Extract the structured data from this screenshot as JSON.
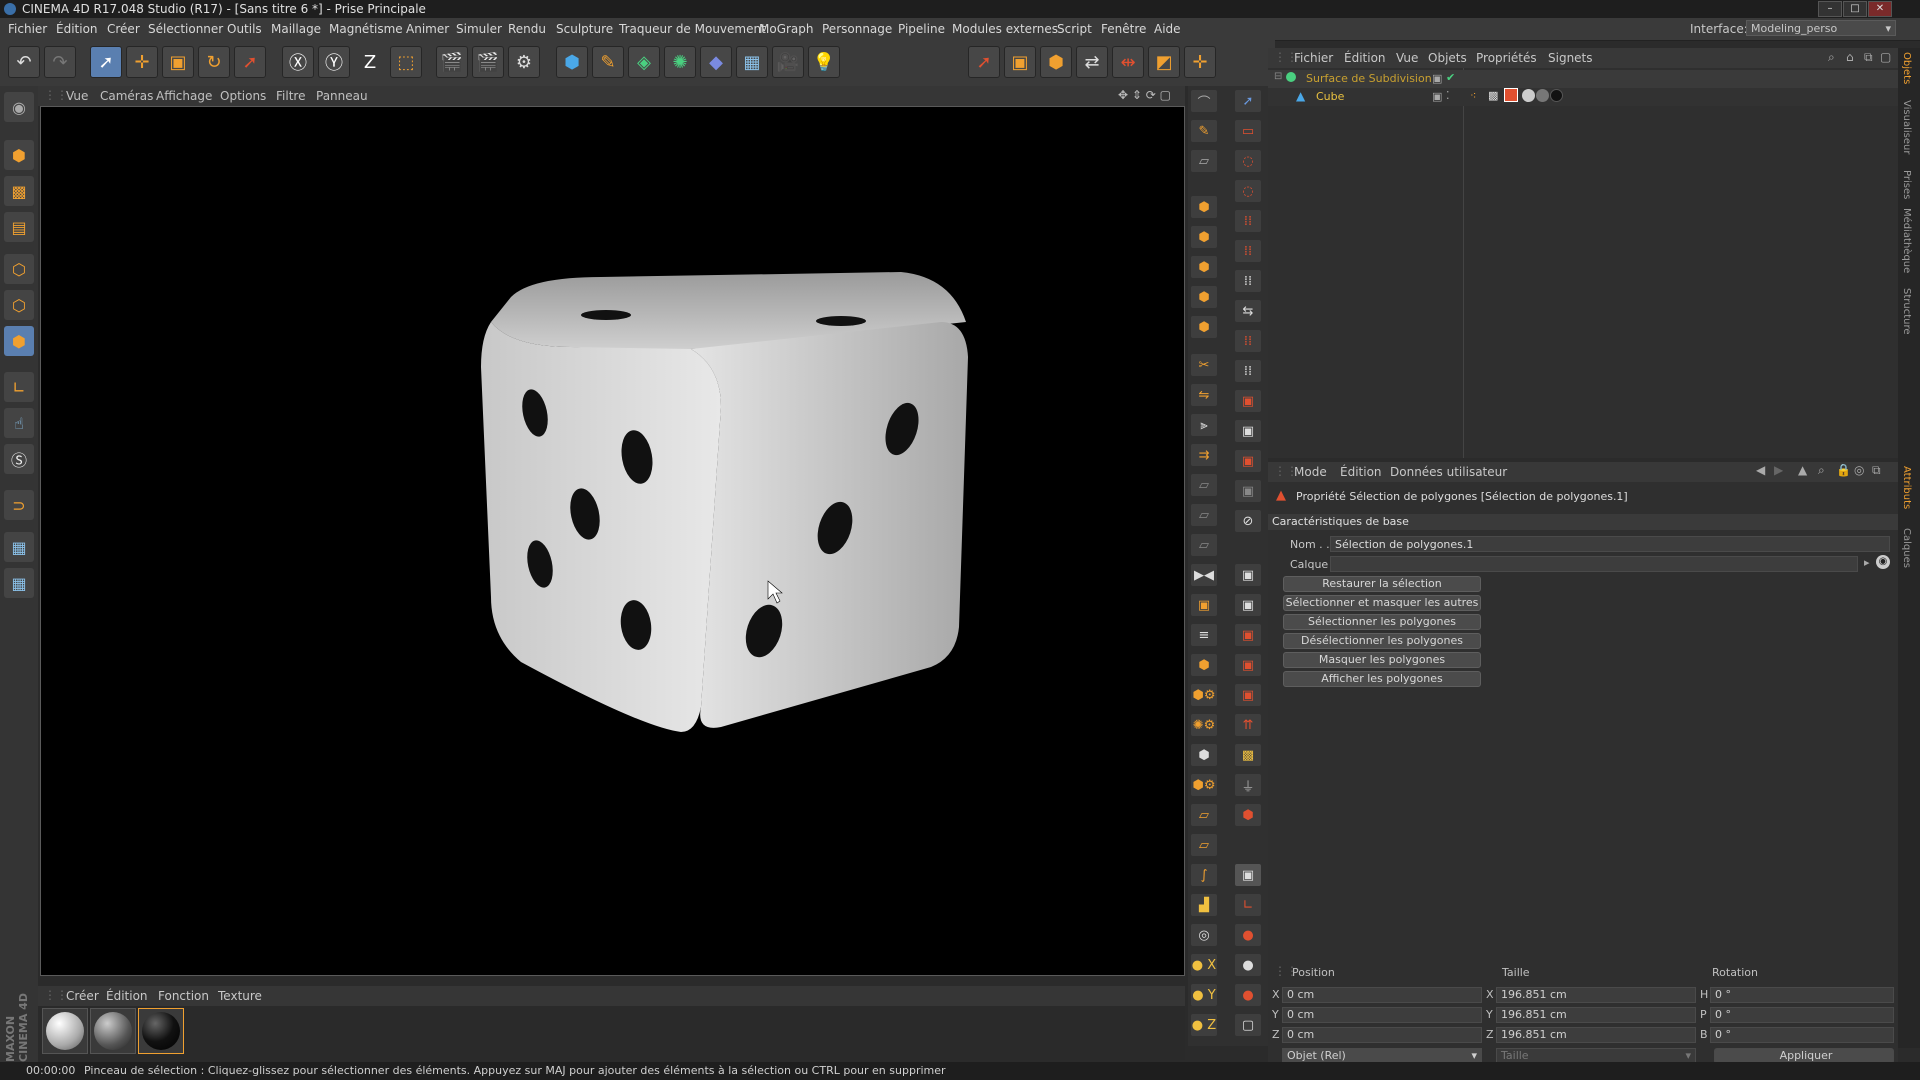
{
  "window": {
    "title": "CINEMA 4D R17.048 Studio (R17) - [Sans titre 6 *] - Prise Principale",
    "controls": [
      "–",
      "□",
      "✕"
    ]
  },
  "menubar": {
    "items": [
      "Fichier",
      "Édition",
      "Créer",
      "Sélectionner",
      "Outils",
      "Maillage",
      "Magnétisme",
      "Animer",
      "Simuler",
      "Rendu",
      "Sculpture",
      "Traqueur de Mouvement",
      "MoGraph",
      "Personnage",
      "Pipeline",
      "Modules externes",
      "Script",
      "Fenêtre",
      "Aide"
    ],
    "interface_label": "Interface:",
    "interface_value": "Modeling_perso"
  },
  "viewport": {
    "menu": [
      "Vue",
      "Caméras",
      "Affichage",
      "Options",
      "Filtre",
      "Panneau"
    ]
  },
  "object_manager": {
    "menu": [
      "Fichier",
      "Édition",
      "Vue",
      "Objets",
      "Propriétés",
      "Signets"
    ],
    "objects": [
      {
        "name": "Surface de Subdivision",
        "color": "#c8a030"
      },
      {
        "name": "Cube",
        "color": "#e8c040"
      }
    ]
  },
  "attribute_manager": {
    "menu": [
      "Mode",
      "Édition",
      "Données utilisateur"
    ],
    "header": "Propriété Sélection de polygones [Sélection de polygones.1]",
    "section": "Caractéristiques de base",
    "name_label": "Nom . .",
    "name_value": "Sélection de polygones.1",
    "layer_label": "Calque",
    "buttons": [
      "Restaurer la sélection",
      "Sélectionner et masquer les autres",
      "Sélectionner les polygones",
      "Désélectionner les polygones",
      "Masquer les polygones",
      "Afficher les polygones"
    ]
  },
  "coordinates": {
    "headers": [
      "Position",
      "Taille",
      "Rotation"
    ],
    "rows": [
      {
        "a": "X",
        "pos": "0 cm",
        "b": "X",
        "size": "196.851 cm",
        "c": "H",
        "rot": "0 °"
      },
      {
        "a": "Y",
        "pos": "0 cm",
        "b": "Y",
        "size": "196.851 cm",
        "c": "P",
        "rot": "0 °"
      },
      {
        "a": "Z",
        "pos": "0 cm",
        "b": "Z",
        "size": "196.851 cm",
        "c": "B",
        "rot": "0 °"
      }
    ],
    "mode": "Objet (Rel)",
    "size_mode": "Taille",
    "apply": "Appliquer"
  },
  "material_manager": {
    "menu": [
      "Créer",
      "Édition",
      "Fonction",
      "Texture"
    ]
  },
  "right_tabs": [
    "Objets",
    "Visualiseur",
    "Prises",
    "Médiathèque",
    "Structure",
    "Attributs",
    "Calques"
  ],
  "branding": "MAXON CINEMA 4D",
  "status": {
    "time": "00:00:00",
    "message": "Pinceau de sélection : Cliquez-glissez pour sélectionner des éléments. Appuyez sur MAJ pour ajouter des éléments à la sélection ou CTRL pour en supprimer"
  }
}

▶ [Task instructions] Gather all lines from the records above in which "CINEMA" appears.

▶ [Result for this task]
    "title": "CINEMA 4D R17.048 Studio (R17) - [Sans titre 6 *] - Prise Principale",
  "branding": "MAXON CINEMA 4D",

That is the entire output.